About this task — Lines with "JSON": state how many there are in the records below, and nothing else.
= = = =
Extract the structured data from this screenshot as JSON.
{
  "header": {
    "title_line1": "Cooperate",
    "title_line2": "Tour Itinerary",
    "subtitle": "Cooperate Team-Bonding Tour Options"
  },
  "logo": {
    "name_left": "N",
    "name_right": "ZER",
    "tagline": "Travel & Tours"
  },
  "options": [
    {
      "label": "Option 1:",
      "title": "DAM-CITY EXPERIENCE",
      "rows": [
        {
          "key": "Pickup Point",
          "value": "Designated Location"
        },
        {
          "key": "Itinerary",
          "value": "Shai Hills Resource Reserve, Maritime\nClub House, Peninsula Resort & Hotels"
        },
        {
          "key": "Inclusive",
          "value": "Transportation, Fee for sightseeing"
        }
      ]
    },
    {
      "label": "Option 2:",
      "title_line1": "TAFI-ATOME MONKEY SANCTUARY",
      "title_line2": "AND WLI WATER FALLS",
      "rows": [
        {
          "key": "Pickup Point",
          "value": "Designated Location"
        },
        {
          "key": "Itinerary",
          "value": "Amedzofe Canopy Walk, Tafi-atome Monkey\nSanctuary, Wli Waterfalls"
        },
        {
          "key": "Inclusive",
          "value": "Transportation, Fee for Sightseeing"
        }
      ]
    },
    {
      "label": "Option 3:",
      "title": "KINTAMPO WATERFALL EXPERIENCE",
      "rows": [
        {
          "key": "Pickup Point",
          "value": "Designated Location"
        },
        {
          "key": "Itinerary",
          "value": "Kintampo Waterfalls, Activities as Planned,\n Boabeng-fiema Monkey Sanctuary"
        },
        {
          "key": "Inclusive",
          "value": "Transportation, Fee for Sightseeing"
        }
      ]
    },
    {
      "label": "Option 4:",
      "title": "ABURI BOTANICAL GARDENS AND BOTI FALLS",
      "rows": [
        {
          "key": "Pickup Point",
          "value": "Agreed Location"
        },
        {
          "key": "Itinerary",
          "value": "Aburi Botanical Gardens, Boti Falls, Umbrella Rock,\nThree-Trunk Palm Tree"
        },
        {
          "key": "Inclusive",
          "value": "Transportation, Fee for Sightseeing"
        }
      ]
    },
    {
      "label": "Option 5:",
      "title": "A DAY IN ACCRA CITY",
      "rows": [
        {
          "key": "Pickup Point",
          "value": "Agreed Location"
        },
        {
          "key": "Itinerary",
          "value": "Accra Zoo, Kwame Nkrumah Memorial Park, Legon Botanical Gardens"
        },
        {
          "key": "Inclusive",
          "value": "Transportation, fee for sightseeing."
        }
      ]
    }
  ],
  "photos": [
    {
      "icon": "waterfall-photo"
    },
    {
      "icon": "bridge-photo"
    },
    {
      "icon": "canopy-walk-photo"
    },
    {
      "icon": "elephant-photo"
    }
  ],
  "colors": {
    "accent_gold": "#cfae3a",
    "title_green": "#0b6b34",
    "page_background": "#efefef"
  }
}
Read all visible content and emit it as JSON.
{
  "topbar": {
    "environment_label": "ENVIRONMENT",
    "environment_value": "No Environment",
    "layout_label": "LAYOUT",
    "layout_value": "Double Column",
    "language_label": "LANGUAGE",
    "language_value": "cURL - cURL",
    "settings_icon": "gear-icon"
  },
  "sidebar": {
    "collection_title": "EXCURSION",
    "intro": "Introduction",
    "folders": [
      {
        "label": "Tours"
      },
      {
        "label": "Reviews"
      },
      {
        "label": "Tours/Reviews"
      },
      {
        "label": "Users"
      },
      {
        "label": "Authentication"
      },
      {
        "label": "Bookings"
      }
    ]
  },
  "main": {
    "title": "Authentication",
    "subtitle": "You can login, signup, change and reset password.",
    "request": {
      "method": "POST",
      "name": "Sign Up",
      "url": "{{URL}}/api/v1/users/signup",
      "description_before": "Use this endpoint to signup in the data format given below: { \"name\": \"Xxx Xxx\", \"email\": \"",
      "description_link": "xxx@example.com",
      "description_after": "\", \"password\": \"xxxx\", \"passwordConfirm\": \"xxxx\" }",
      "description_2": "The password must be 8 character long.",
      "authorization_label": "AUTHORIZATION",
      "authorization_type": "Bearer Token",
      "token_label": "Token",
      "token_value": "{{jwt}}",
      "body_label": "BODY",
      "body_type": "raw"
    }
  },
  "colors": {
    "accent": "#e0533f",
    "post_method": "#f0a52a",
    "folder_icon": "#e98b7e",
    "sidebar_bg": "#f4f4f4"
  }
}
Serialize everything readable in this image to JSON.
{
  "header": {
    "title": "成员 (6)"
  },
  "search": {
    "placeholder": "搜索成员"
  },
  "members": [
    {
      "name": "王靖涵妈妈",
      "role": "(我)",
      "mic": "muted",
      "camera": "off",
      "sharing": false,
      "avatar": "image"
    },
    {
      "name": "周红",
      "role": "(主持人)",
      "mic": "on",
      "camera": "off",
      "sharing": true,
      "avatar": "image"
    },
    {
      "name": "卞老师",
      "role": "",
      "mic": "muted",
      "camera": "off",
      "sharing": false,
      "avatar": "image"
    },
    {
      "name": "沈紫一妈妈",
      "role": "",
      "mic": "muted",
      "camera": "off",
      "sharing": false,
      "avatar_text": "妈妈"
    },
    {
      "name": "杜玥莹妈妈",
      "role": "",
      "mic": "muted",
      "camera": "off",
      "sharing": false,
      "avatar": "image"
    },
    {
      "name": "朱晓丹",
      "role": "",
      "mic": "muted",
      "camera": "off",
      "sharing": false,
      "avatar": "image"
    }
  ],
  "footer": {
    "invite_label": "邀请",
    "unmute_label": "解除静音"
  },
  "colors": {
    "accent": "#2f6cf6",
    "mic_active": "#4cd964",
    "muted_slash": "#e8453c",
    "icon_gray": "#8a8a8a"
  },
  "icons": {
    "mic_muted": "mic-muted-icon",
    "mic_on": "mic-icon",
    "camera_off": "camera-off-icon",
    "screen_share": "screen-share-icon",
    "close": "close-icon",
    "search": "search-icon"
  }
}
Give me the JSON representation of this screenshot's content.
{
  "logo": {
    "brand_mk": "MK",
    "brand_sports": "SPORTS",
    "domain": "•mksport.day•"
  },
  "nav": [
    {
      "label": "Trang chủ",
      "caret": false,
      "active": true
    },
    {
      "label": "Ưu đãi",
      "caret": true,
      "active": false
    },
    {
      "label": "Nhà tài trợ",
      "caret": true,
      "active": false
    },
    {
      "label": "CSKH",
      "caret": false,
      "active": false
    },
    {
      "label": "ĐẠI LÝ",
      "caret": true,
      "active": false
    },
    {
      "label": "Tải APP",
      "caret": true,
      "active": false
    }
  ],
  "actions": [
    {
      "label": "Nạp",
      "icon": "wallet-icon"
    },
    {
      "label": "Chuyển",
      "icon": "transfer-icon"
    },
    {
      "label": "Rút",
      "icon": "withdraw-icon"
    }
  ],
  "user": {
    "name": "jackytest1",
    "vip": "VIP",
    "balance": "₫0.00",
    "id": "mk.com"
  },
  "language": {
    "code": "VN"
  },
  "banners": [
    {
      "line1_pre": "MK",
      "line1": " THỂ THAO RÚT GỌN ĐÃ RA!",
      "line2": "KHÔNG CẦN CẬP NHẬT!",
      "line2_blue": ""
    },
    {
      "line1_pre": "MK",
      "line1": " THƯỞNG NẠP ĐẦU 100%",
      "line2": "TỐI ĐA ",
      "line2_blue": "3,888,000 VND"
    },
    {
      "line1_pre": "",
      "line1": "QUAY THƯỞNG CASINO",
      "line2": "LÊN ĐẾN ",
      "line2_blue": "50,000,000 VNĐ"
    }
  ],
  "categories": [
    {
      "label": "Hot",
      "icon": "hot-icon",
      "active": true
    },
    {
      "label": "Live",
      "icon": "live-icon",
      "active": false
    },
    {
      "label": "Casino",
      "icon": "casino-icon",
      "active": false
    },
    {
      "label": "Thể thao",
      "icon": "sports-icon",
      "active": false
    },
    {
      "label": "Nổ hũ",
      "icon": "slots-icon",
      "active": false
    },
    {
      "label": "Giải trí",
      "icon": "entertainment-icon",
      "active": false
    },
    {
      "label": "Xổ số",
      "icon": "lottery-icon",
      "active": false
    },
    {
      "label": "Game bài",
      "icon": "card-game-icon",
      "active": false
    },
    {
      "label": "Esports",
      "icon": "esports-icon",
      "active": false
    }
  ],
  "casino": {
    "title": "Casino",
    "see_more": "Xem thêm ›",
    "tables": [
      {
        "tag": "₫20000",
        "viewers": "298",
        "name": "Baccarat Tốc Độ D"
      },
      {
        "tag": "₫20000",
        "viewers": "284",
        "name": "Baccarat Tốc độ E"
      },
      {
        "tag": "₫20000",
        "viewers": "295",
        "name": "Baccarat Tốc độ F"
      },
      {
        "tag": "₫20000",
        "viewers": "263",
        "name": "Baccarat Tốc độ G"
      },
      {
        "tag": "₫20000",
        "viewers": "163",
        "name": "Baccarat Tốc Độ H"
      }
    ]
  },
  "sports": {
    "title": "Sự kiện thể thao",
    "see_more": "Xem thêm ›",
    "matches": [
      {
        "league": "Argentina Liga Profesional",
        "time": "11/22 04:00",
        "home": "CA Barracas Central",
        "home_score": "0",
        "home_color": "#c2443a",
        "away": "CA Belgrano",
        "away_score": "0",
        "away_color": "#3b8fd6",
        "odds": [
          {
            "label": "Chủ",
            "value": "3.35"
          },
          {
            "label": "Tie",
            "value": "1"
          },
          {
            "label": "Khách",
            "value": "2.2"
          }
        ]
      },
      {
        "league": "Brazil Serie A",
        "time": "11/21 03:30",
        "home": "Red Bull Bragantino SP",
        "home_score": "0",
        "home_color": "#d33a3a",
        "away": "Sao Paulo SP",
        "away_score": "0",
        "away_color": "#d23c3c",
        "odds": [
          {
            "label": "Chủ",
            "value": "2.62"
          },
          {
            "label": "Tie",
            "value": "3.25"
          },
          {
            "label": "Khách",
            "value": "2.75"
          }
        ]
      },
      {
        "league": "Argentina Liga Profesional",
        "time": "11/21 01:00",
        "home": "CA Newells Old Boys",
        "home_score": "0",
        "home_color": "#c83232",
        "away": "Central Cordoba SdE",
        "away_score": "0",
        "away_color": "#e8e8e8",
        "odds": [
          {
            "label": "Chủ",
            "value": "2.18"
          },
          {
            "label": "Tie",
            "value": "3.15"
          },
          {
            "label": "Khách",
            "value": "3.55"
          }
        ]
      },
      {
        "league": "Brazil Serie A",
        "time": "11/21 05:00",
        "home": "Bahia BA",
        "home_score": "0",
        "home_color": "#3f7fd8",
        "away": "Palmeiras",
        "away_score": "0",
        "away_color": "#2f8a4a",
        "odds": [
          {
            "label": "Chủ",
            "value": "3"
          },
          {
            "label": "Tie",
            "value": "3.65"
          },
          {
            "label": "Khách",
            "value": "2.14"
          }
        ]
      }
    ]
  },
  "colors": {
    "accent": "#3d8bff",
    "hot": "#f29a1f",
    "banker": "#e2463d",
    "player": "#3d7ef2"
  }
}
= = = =
Output below — 4